- Wilkinson, Howard (July 14, 1999). "Kasich will bow to Bush". Cincinnati Enquirer.
- "Lehman Hires Kasich". New York Times. January 11, 2001. Retrieved September 5, 2012.
- "Kasich discloses pay, seeks to quiet critics". Columbus Dispatch.
- Joe Hallett and Jonathan Riskind, Columbus Dispatch, GOP voices urge Kasich to enter race for governor, 07/15/05
- Looking for another boomer president
- Joe Hallett, Ohio GOP happy as Kasich dips toe in water, Columbus Dispatch, 2/20/2007
- Joe Hallett, Kasich gets set to run in 2010, 3/27/08
- Recharge Ohio
- Recharge Ohio newsletter
- Kasich to run for Ohio governorship
- Kasich names treasurer for 2010 campaign against Strickland
- Ex-US Rep formally announces run for Ohio governor[dead link]
- Governor's Mansion goes red as John Kasich wins
- "Fox News Lawyers Up, Responds To Allegations Of Campaign Finance Law Violations", Sam Stein. Huffington Post. December 3, 2010
- Laura Bischoff, No violation by FoxNews, Ohio Elections Commission says, December 16, 2010, Daytona Daily News.
- Ohio Governor: 45,000 new jobs created in 2011: Tom McKee
- Bai, Matt (September 5, 2012). "Did Barack Obama Save Ohio?". New York Times Magazine.
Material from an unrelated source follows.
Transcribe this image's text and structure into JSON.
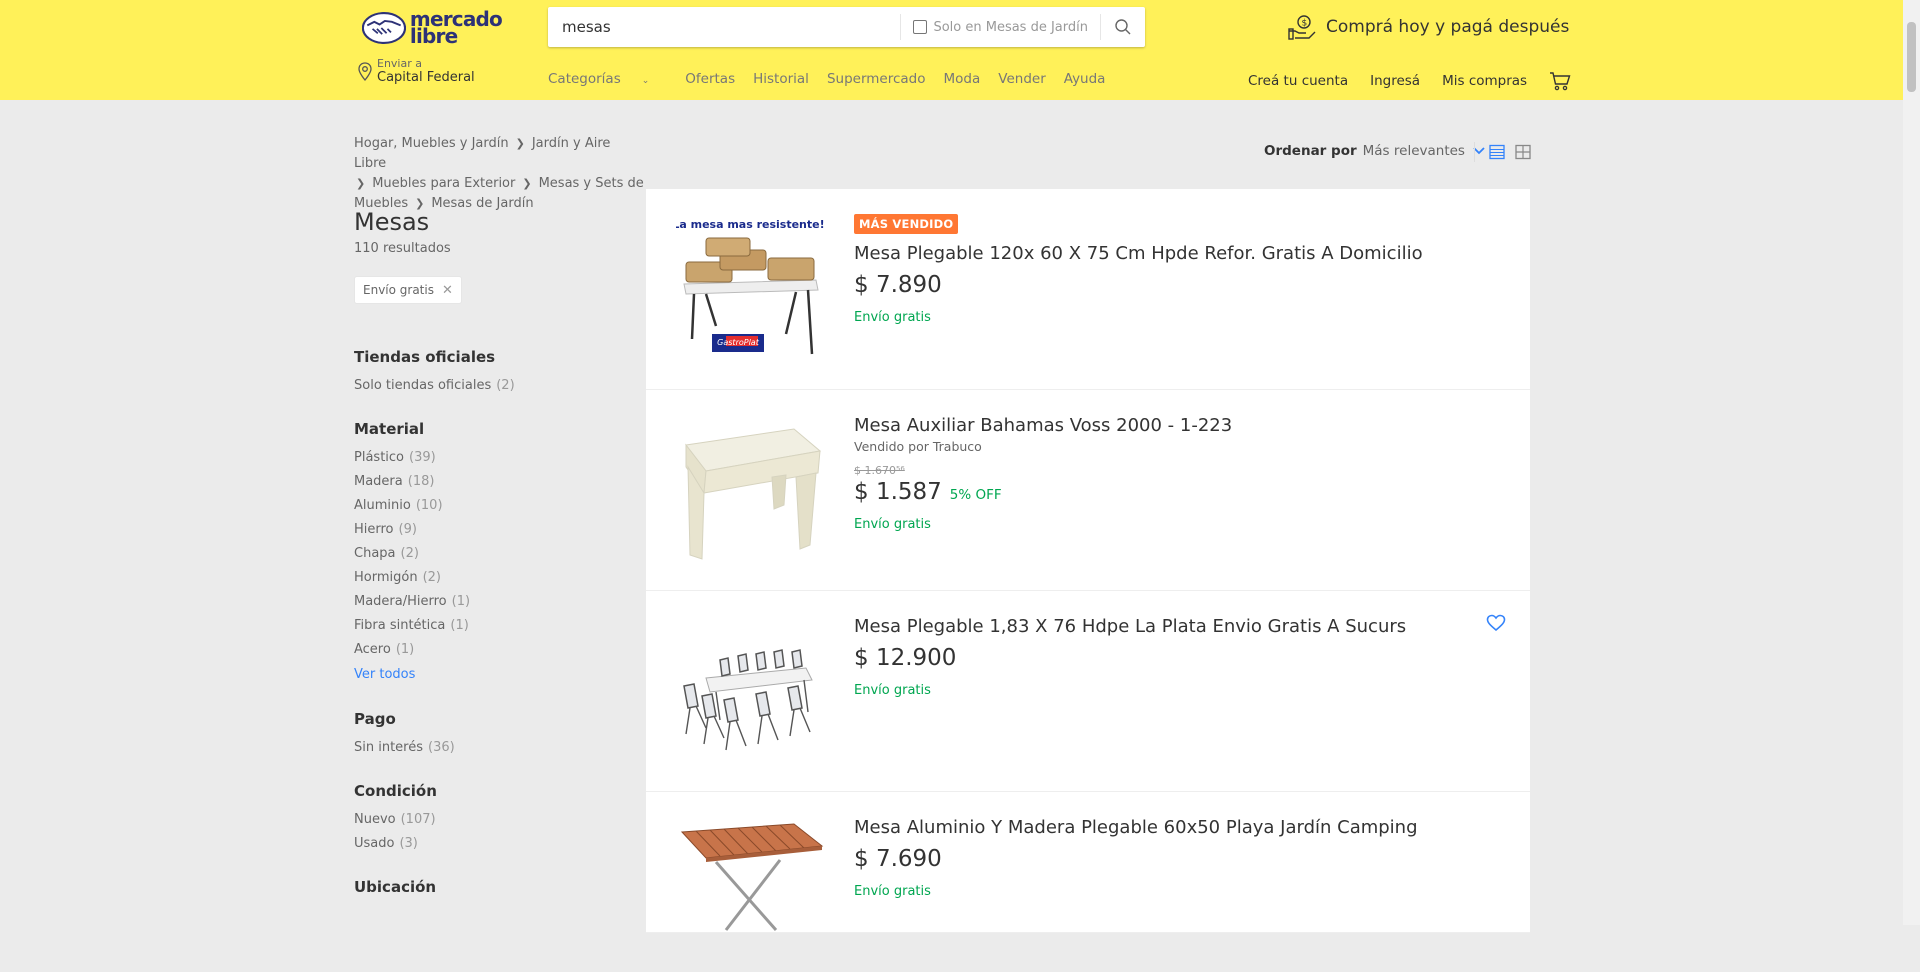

Retrieved September 5, 2012.
- The race of Gov. John Kasich's all-white Cabinet only matters if he fails to create jobs: Phillip Morris | cleveland.com
- Gongwer News Service, Ohio (subscription required)
- Gongwer News Service - Ohio (subscription required)
- Kasich pitches his $400M rail plan to Obama
- Gongwer News Service (subscription required)
- Points of division: Jobs dominate, but 'hot button' issues remain important in governor's race | Columbus Dispatch Politics
- Kasich touts reform, but few details makes districts anxious in Columbus
- Unions that 'make things' will get chance to help | Columbus Dispatch Politics
- "Kasich Apologizes to Traffic Cop for Calling Him an 'Idiot'". FoxNews.com. 17 February 2011. Retrieved 20 October 2011.
- Weber, Christopher (17 February 2011). "Ohio Gov. John Kasich Apologizes to Police Officer He Called 'Idiot'". Retrieved 20 October 2011.
- Kasich, Ohio's governor, thinks cops that do their jobs are idiots
- Extended Kasich Traffic Stop
|Wikimedia Commons has media related to: John Kasich|
- Governor of Ohio, John Kasich Official site of the Governor of Ohio
- Biography, interest group ratings, public statements, vetoes and campaign finances at Project Vote Smart
- Campaign contributions at FollowTheMoney.org
- Collected news and commentary at The New York Times
- John R. Kasich at Ohio History Central
- John Kasich collected news and commentary at The Washington Post
- U.S. Representative (1983–2001)
- Biography at the Biographical Directory of the United States Congress
- Financial information (federal office) at the Federal Election Commission
- Financial information (federal office) at OpenSecrets.org
- Voting record at The Washington Post
- Appearances on C-SPAN programs
|Offices and distinctions|